• [Activity]
When a line of the entries contains "Francisco", please list that line.

== Given data

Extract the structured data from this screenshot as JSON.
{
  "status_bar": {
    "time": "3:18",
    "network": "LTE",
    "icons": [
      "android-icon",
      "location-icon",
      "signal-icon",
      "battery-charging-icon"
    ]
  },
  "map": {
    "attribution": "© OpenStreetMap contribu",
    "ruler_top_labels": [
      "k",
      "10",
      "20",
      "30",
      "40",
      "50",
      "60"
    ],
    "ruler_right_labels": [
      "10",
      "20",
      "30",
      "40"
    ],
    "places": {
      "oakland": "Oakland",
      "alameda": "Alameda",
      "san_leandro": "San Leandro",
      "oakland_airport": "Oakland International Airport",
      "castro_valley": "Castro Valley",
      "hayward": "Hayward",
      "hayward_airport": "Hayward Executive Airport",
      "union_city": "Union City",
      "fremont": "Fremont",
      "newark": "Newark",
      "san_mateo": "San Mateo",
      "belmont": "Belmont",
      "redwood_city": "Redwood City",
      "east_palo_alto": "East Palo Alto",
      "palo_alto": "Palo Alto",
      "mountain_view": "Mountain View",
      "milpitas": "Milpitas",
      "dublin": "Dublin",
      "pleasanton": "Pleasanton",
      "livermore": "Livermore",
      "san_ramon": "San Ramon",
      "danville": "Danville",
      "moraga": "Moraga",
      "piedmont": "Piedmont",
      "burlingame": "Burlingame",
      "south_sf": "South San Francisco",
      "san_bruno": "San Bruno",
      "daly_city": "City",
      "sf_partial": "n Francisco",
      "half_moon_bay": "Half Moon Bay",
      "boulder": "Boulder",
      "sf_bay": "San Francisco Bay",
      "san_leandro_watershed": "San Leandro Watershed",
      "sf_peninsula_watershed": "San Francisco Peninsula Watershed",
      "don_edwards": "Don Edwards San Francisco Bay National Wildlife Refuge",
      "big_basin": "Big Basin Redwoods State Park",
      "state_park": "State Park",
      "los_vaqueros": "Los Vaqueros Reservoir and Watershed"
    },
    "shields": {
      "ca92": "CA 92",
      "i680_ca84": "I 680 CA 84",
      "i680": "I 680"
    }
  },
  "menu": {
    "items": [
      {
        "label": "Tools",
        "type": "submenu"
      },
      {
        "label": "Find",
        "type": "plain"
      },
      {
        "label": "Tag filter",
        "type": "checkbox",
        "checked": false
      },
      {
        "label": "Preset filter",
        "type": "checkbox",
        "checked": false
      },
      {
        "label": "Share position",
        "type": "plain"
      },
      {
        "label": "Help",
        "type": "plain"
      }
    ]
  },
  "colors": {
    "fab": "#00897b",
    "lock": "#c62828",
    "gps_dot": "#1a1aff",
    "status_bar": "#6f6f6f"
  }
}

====

• [Output of the task]
      "south_sf": "South San Francisco",
      "sf_partial": "n Francisco",
      "sf_bay": "San Francisco Bay",
      "sf_peninsula_watershed": "San Francisco Peninsula Watershed",
      "don_edwards": "Don Edwards San Francisco Bay National Wildlife Refuge",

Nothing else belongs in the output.